* Directions *
Copy out every record precisely.
(Information given Opens)
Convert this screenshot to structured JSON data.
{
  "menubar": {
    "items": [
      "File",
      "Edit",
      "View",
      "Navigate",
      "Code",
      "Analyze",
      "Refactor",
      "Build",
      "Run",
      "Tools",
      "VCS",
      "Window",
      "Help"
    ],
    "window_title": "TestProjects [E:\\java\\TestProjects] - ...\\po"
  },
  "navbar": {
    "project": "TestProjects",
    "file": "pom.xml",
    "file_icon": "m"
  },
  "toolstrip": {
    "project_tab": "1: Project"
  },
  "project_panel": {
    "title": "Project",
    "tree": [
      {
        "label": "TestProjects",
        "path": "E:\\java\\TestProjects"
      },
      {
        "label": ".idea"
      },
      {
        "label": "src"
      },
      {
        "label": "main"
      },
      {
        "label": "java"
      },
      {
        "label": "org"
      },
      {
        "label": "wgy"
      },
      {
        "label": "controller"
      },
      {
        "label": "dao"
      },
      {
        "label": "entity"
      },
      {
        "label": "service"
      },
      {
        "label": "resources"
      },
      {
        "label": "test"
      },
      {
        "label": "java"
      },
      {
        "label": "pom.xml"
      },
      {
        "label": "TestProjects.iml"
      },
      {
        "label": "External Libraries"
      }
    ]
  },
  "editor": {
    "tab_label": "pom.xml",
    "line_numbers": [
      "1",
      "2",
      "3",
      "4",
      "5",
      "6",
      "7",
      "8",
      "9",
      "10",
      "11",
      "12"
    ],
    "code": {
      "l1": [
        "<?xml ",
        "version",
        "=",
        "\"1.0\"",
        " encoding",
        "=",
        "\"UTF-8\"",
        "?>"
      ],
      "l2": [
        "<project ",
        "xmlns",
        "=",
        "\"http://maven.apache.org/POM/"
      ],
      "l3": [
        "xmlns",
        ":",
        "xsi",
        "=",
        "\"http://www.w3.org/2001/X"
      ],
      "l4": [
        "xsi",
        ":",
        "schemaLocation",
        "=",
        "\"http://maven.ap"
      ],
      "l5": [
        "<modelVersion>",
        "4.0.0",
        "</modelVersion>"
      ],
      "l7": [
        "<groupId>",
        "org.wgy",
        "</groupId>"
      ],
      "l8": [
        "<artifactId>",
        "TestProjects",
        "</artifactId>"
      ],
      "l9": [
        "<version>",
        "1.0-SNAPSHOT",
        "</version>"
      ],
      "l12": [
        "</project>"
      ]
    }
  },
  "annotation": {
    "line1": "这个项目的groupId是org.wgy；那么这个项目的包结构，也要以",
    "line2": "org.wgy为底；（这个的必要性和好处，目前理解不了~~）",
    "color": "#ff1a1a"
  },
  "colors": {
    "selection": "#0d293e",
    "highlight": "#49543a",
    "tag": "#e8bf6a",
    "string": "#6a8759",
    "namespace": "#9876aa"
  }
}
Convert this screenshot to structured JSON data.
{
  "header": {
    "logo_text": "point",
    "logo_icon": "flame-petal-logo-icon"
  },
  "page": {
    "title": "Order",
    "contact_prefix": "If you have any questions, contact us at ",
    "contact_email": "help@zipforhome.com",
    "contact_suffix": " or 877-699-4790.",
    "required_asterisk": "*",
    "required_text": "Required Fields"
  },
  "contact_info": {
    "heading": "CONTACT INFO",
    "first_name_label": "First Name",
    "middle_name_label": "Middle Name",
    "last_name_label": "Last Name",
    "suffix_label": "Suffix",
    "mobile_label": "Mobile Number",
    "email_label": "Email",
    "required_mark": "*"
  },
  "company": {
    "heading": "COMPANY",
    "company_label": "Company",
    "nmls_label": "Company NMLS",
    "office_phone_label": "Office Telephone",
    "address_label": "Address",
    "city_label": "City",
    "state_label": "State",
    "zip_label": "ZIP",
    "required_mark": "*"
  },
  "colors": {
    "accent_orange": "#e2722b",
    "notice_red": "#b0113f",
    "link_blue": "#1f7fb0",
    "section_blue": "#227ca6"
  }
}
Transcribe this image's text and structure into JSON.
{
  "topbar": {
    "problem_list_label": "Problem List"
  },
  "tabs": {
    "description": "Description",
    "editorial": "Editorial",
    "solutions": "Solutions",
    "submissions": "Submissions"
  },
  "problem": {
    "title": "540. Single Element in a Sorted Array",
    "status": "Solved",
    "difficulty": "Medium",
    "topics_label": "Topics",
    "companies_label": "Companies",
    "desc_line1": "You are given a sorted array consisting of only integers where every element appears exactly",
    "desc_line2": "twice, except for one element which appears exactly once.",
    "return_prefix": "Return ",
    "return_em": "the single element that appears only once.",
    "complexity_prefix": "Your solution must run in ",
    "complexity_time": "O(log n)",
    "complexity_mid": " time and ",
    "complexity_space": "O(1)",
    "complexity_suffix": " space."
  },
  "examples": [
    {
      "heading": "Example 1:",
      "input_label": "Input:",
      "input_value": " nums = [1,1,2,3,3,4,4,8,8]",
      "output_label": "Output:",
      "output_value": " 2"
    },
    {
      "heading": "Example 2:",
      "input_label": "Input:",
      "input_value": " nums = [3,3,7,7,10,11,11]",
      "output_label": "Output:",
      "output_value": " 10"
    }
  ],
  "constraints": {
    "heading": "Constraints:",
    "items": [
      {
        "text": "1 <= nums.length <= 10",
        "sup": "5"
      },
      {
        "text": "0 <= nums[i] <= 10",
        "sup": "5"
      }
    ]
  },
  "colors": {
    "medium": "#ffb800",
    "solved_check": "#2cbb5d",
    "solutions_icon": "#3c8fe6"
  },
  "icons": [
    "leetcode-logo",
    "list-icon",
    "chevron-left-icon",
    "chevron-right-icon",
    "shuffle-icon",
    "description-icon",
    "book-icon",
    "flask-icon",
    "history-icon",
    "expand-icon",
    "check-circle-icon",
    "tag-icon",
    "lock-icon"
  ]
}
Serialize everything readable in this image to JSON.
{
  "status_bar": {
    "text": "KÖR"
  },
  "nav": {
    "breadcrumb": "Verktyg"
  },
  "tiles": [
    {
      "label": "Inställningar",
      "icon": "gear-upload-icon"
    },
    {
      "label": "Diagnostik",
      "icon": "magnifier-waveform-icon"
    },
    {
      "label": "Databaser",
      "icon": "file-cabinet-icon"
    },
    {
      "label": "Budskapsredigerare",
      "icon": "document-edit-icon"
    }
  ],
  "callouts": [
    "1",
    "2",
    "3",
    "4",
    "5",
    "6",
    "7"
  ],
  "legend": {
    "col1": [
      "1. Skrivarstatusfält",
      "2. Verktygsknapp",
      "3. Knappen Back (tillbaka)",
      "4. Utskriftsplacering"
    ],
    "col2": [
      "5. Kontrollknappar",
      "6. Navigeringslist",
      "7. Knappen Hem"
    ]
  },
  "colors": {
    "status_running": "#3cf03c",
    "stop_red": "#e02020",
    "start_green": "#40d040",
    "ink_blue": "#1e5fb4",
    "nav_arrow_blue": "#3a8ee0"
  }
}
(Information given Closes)
* Solution *
Convert this screenshot to structured JSON data.
{
  "menubar": {
    "items": [
      "File",
      "Edit",
      "View",
      "Navigate",
      "Code",
      "Analyze",
      "Refactor",
      "Build",
      "Run",
      "Tools",
      "VCS",
      "Window",
      "Help"
    ],
    "window_title": "TestProjects [E:\\java\\TestProjects] - ...\\po"
  },
  "navbar": {
    "project": "TestProjects",
    "file": "pom.xml",
    "file_icon": "m"
  },
  "toolstrip": {
    "project_tab": "1: Project"
  },
  "project_panel": {
    "title": "Project",
    "tree": [
      {
        "label": "TestProjects",
        "path": "E:\\java\\TestProjects"
      },
      {
        "label": ".idea"
      },
      {
        "label": "src"
      },
      {
        "label": "main"
      },
      {
        "label": "java"
      },
      {
        "label": "org"
      },
      {
        "label": "wgy"
      },
      {
        "label": "controller"
      },
      {
        "label": "dao"
      },
      {
        "label": "entity"
      },
      {
        "label": "service"
      },
      {
        "label": "resources"
      },
      {
        "label": "test"
      },
      {
        "label": "java"
      },
      {
        "label": "pom.xml"
      },
      {
        "label": "TestProjects.iml"
      },
      {
        "label": "External Libraries"
      }
    ]
  },
  "editor": {
    "tab_label": "pom.xml",
    "line_numbers": [
      "1",
      "2",
      "3",
      "4",
      "5",
      "6",
      "7",
      "8",
      "9",
      "10",
      "11",
      "12"
    ],
    "code": {
      "l1": [
        "<?xml ",
        "version",
        "=",
        "\"1.0\"",
        " encoding",
        "=",
        "\"UTF-8\"",
        "?>"
      ],
      "l2": [
        "<project ",
        "xmlns",
        "=",
        "\"http://maven.apache.org/POM/"
      ],
      "l3": [
        "xmlns",
        ":",
        "xsi",
        "=",
        "\"http://www.w3.org/2001/X"
      ],
      "l4": [
        "xsi",
        ":",
        "schemaLocation",
        "=",
        "\"http://maven.ap"
      ],
      "l5": [
        "<modelVersion>",
        "4.0.0",
        "</modelVersion>"
      ],
      "l7": [
        "<groupId>",
        "org.wgy",
        "</groupId>"
      ],
      "l8": [
        "<artifactId>",
        "TestProjects",
        "</artifactId>"
      ],
      "l9": [
        "<version>",
        "1.0-SNAPSHOT",
        "</version>"
      ],
      "l12": [
        "</project>"
      ]
    }
  },
  "annotation": {
    "line1": "这个项目的groupId是org.wgy；那么这个项目的包结构，也要以",
    "line2": "org.wgy为底；（这个的必要性和好处，目前理解不了~~）",
    "color": "#ff1a1a"
  },
  "colors": {
    "selection": "#0d293e",
    "highlight": "#49543a",
    "tag": "#e8bf6a",
    "string": "#6a8759",
    "namespace": "#9876aa"
  }
}
Convert this screenshot to structured JSON data.
{
  "header": {
    "logo_text": "point",
    "logo_icon": "flame-petal-logo-icon"
  },
  "page": {
    "title": "Order",
    "contact_prefix": "If you have any questions, contact us at ",
    "contact_email": "help@zipforhome.com",
    "contact_suffix": " or 877-699-4790.",
    "required_asterisk": "*",
    "required_text": "Required Fields"
  },
  "contact_info": {
    "heading": "CONTACT INFO",
    "first_name_label": "First Name",
    "middle_name_label": "Middle Name",
    "last_name_label": "Last Name",
    "suffix_label": "Suffix",
    "mobile_label": "Mobile Number",
    "email_label": "Email",
    "required_mark": "*"
  },
  "company": {
    "heading": "COMPANY",
    "company_label": "Company",
    "nmls_label": "Company NMLS",
    "office_phone_label": "Office Telephone",
    "address_label": "Address",
    "city_label": "City",
    "state_label": "State",
    "zip_label": "ZIP",
    "required_mark": "*"
  },
  "colors": {
    "accent_orange": "#e2722b",
    "notice_red": "#b0113f",
    "link_blue": "#1f7fb0",
    "section_blue": "#227ca6"
  }
}
Transcribe this image's text and structure into JSON.
{
  "topbar": {
    "problem_list_label": "Problem List"
  },
  "tabs": {
    "description": "Description",
    "editorial": "Editorial",
    "solutions": "Solutions",
    "submissions": "Submissions"
  },
  "problem": {
    "title": "540. Single Element in a Sorted Array",
    "status": "Solved",
    "difficulty": "Medium",
    "topics_label": "Topics",
    "companies_label": "Companies",
    "desc_line1": "You are given a sorted array consisting of only integers where every element appears exactly",
    "desc_line2": "twice, except for one element which appears exactly once.",
    "return_prefix": "Return ",
    "return_em": "the single element that appears only once.",
    "complexity_prefix": "Your solution must run in ",
    "complexity_time": "O(log n)",
    "complexity_mid": " time and ",
    "complexity_space": "O(1)",
    "complexity_suffix": " space."
  },
  "examples": [
    {
      "heading": "Example 1:",
      "input_label": "Input:",
      "input_value": " nums = [1,1,2,3,3,4,4,8,8]",
      "output_label": "Output:",
      "output_value": " 2"
    },
    {
      "heading": "Example 2:",
      "input_label": "Input:",
      "input_value": " nums = [3,3,7,7,10,11,11]",
      "output_label": "Output:",
      "output_value": " 10"
    }
  ],
  "constraints": {
    "heading": "Constraints:",
    "items": [
      {
        "text": "1 <= nums.length <= 10",
        "sup": "5"
      },
      {
        "text": "0 <= nums[i] <= 10",
        "sup": "5"
      }
    ]
  },
  "colors": {
    "medium": "#ffb800",
    "solved_check": "#2cbb5d",
    "solutions_icon": "#3c8fe6"
  },
  "icons": [
    "leetcode-logo",
    "list-icon",
    "chevron-left-icon",
    "chevron-right-icon",
    "shuffle-icon",
    "description-icon",
    "book-icon",
    "flask-icon",
    "history-icon",
    "expand-icon",
    "check-circle-icon",
    "tag-icon",
    "lock-icon"
  ]
}
Serialize everything readable in this image to JSON.
{
  "status_bar": {
    "text": "KÖR"
  },
  "nav": {
    "breadcrumb": "Verktyg"
  },
  "tiles": [
    {
      "label": "Inställningar",
      "icon": "gear-upload-icon"
    },
    {
      "label": "Diagnostik",
      "icon": "magnifier-waveform-icon"
    },
    {
      "label": "Databaser",
      "icon": "file-cabinet-icon"
    },
    {
      "label": "Budskapsredigerare",
      "icon": "document-edit-icon"
    }
  ],
  "callouts": [
    "1",
    "2",
    "3",
    "4",
    "5",
    "6",
    "7"
  ],
  "legend": {
    "col1": [
      "1. Skrivarstatusfält",
      "2. Verktygsknapp",
      "3. Knappen Back (tillbaka)",
      "4. Utskriftsplacering"
    ],
    "col2": [
      "5. Kontrollknappar",
      "6. Navigeringslist",
      "7. Knappen Hem"
    ]
  },
  "colors": {
    "status_running": "#3cf03c",
    "stop_red": "#e02020",
    "start_green": "#40d040",
    "ink_blue": "#1e5fb4",
    "nav_arrow_blue": "#3a8ee0"
  }
}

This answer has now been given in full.